Helen Dehbridge, Sadybeth Heath, Dor-
is Crouse, Susan Fitch and Frieda Die-
koff, was elected to promote enthusi-
asm among the girls and to get some
initial plans under way.
Student Upholds Foreign Customus
In her talk on "India" at the ves-
per services Wednesday afternoon,
Asha Latika Haldar, grad., furnished
several surprises for her audience. In-
stead of seeming to apologize for the
customs of her people, which perhaps
to some of the customs of our coun-
try. She criticized what to her is our
formalism, shown in our tendency to
judge people and nations by their ex
terior qualities rather than their stan-
dards and idea;;.
Students in 1896 read current mag-
azines in Newberry hail.
Friday - Saturday
. .. ..
AT THE THEATERS
T 0 D A Y
Majestic--Gloria Swanson in El-
nor Glynn's "The Great Mom-
Wue'rth-Pricilla Dean in "Repu-
Orpheum-Jack Hoxie in "Headin'
We are showing
ORIGINAL MODEL HATS
A romance written
especially for the
Star by Miss
. .,rte .
, f . p ,
In bright colored Dube-
type and MIetal Cloth
Garrick (Detroit)--The musical
comedy sensation, "Up in the
Shubert Michigan (Detroit)- A
Goldwyn feature, "Theodora."
Whitney - Graham Velsry in
Whitney-"U~p in the Clouds."
EMMA B. FOGERTY'S
Specialty Hat Shop
117 E. Liberty Street
FAMOUS AUTHOR OF
"The Great Moment"
TODAY AND SATURDAY
A PRODUCTION OF TREMENDOUS SIGNIFICANCE
SEE THE MOST BEAUTIFUL GIRL IN
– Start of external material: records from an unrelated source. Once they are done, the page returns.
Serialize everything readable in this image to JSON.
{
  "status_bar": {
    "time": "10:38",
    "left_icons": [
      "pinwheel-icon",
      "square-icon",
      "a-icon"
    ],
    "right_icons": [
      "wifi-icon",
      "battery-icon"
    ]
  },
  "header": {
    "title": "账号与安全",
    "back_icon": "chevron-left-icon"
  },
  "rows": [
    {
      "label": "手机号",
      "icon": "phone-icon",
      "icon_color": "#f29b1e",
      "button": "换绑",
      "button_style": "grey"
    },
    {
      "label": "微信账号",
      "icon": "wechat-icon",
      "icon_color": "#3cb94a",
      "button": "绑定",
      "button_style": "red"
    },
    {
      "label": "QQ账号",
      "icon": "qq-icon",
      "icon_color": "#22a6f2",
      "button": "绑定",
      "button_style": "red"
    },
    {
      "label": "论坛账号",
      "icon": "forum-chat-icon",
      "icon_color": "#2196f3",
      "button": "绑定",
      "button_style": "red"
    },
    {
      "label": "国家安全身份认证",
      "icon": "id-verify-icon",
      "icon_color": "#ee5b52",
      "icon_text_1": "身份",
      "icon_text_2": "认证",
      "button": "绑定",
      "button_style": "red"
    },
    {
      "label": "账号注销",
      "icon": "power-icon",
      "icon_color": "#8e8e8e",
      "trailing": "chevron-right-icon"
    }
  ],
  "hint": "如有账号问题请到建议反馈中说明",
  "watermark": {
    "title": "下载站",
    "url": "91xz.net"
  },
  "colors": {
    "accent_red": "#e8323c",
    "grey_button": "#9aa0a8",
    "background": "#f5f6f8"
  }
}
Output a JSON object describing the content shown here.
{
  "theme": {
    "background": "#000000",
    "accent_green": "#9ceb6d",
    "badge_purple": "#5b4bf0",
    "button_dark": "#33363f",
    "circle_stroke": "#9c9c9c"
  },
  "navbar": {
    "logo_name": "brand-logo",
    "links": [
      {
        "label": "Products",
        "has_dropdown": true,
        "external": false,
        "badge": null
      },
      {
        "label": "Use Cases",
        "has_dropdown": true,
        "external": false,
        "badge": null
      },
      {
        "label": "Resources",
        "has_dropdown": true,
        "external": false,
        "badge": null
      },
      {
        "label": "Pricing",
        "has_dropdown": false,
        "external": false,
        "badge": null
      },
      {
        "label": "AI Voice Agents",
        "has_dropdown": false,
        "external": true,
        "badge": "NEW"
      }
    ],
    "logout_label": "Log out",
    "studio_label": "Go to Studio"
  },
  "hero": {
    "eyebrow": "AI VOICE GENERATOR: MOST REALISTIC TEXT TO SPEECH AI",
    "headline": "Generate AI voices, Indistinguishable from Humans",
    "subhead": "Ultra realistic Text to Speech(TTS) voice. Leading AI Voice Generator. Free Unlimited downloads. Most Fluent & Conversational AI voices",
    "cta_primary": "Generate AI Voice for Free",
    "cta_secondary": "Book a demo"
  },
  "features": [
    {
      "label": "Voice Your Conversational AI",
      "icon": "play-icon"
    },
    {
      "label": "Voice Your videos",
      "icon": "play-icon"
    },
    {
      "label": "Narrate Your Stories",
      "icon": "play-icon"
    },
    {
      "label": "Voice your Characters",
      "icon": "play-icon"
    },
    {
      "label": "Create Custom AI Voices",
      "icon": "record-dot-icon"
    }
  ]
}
Cast includes MILTON MILLS
The girl, a wild gypsy song in her heart, had wasted her
youth in sheltered luxury. The man, blazing civilization's
path through the wilds, cared nothing for woman or love
until - you'll want to see the great moment?
Other Usual Features
MICH IGAN - WISCONSIN
Football Game, play by play returns Saturday after-
noon. Minature gridiron, moving football, and score
board. GAME STARTS AT 2 O'CLOCK
UGeorge ane Tucker's
IN THE ROLE OF
SELECTED FROM 10,000 APPLICANTS
A George Fitzmaurice
PRESENTED BY ADOLPH ZUKOR
See the Garden Where Dreams Begin
--the Bevels of the Primrose Path-
the Corridors of Chance - Place of
Forgotten Hopes-the Rouse of Lost
Souls --the Land that Love Calls
Home. Run the whole gamut of life
In an hour and a half! In a great,
simple, human story, throbbing with
the heart-beat of the world.'
OTHER ADDED NOVELTIES
FAZENDA AND CHESTER CONKLIN
2:00 and 8:80
7:00 and 8:80
MICHIGAN -WISCONSIN GAV
Plays will be given every three minutes All rep
will be given here.
"tLADIES MUST LIVE"
HIS ONLY PICTURE SINCE "THE MIRACLE MAN."
COMING SUNDAY - WILLIAM S. HART in "THREE WORD BRAND"